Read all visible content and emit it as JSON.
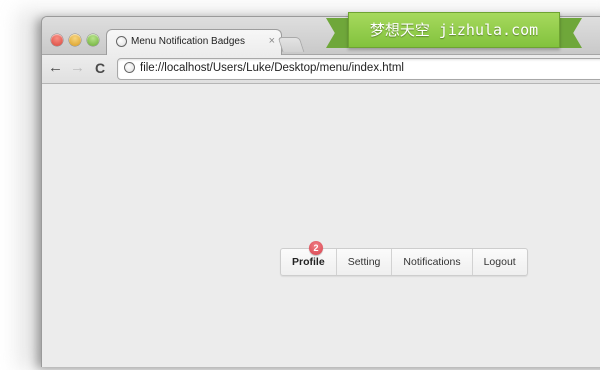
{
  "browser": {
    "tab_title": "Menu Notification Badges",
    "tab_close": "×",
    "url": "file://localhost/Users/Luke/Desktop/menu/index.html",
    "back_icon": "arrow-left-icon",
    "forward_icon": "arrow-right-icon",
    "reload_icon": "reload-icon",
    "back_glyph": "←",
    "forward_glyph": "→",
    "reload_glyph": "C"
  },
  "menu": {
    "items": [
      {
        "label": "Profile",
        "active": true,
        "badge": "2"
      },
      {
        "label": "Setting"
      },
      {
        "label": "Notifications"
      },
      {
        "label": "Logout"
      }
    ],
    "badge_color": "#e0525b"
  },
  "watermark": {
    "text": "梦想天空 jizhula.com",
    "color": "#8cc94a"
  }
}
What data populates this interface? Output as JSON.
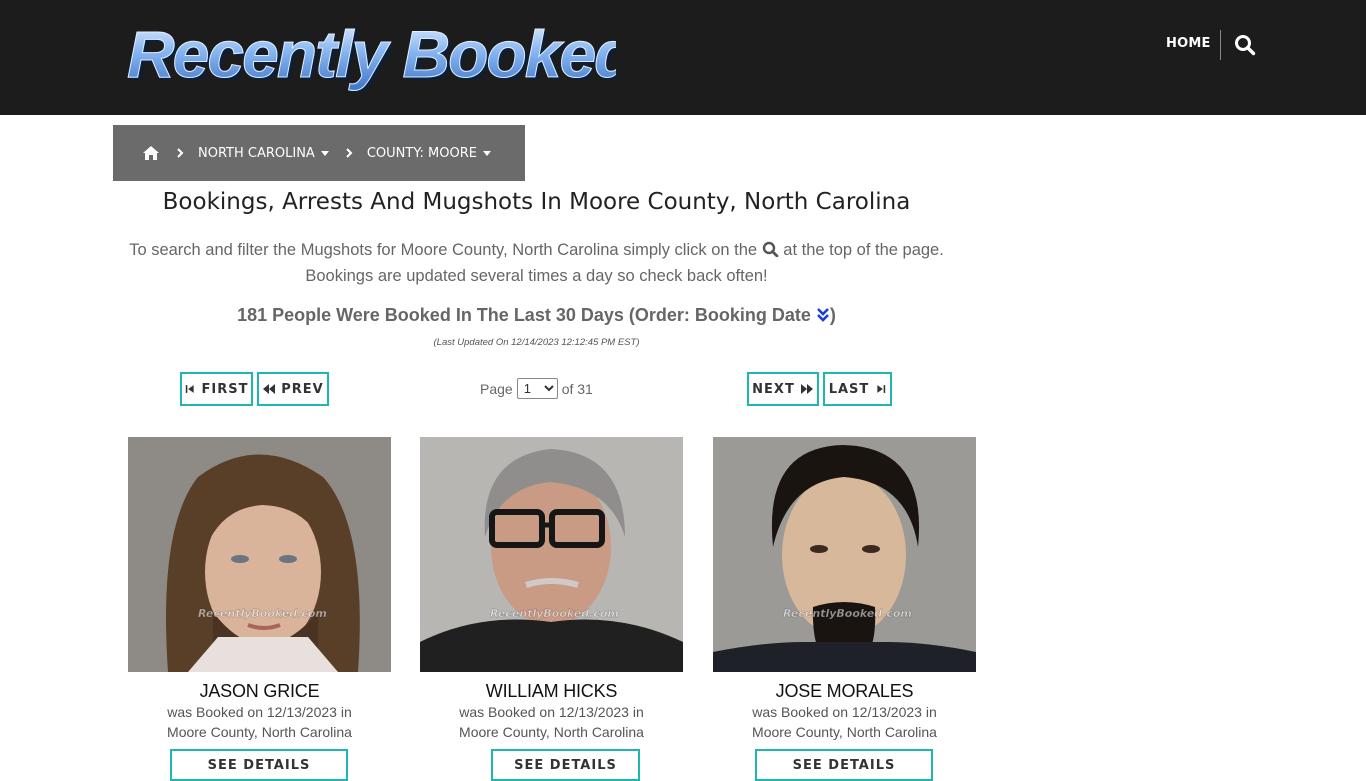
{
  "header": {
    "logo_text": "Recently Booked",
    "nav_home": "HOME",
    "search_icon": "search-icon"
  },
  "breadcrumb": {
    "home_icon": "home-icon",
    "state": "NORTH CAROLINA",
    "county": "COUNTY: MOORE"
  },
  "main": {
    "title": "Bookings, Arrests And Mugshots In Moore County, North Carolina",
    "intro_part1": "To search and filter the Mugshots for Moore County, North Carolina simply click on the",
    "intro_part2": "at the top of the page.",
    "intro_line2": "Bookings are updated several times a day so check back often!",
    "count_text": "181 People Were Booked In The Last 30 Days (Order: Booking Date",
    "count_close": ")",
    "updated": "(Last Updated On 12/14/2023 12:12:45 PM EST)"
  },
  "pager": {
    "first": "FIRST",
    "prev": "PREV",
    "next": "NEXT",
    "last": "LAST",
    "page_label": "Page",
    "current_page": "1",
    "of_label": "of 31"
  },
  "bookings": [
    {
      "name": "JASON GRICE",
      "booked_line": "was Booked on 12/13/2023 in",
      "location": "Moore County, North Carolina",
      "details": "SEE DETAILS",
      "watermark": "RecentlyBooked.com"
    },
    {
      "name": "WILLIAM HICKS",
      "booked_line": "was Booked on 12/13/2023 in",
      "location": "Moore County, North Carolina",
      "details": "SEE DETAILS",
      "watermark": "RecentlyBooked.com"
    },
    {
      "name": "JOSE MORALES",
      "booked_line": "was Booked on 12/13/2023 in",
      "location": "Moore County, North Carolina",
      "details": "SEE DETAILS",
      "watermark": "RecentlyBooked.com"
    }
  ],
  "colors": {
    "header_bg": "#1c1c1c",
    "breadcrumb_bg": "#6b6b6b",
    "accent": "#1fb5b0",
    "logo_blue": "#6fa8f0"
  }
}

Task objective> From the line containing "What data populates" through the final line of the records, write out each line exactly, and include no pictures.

Output below>
What data populates this interface? Output as JSON.
{
  "header": {
    "logo_text": "Recently Booked",
    "nav_home": "HOME",
    "search_icon": "search-icon"
  },
  "breadcrumb": {
    "home_icon": "home-icon",
    "state": "NORTH CAROLINA",
    "county": "COUNTY: MOORE"
  },
  "main": {
    "title": "Bookings, Arrests And Mugshots In Moore County, North Carolina",
    "intro_part1": "To search and filter the Mugshots for Moore County, North Carolina simply click on the",
    "intro_part2": "at the top of the page.",
    "intro_line2": "Bookings are updated several times a day so check back often!",
    "count_text": "181 People Were Booked In The Last 30 Days (Order: Booking Date",
    "count_close": ")",
    "updated": "(Last Updated On 12/14/2023 12:12:45 PM EST)"
  },
  "pager": {
    "first": "FIRST",
    "prev": "PREV",
    "next": "NEXT",
    "last": "LAST",
    "page_label": "Page",
    "current_page": "1",
    "of_label": "of 31"
  },
  "bookings": [
    {
      "name": "JASON GRICE",
      "booked_line": "was Booked on 12/13/2023 in",
      "location": "Moore County, North Carolina",
      "details": "SEE DETAILS",
      "watermark": "RecentlyBooked.com"
    },
    {
      "name": "WILLIAM HICKS",
      "booked_line": "was Booked on 12/13/2023 in",
      "location": "Moore County, North Carolina",
      "details": "SEE DETAILS",
      "watermark": "RecentlyBooked.com"
    },
    {
      "name": "JOSE MORALES",
      "booked_line": "was Booked on 12/13/2023 in",
      "location": "Moore County, North Carolina",
      "details": "SEE DETAILS",
      "watermark": "RecentlyBooked.com"
    }
  ],
  "colors": {
    "header_bg": "#1c1c1c",
    "breadcrumb_bg": "#6b6b6b",
    "accent": "#1fb5b0",
    "logo_blue": "#6fa8f0"
  }
}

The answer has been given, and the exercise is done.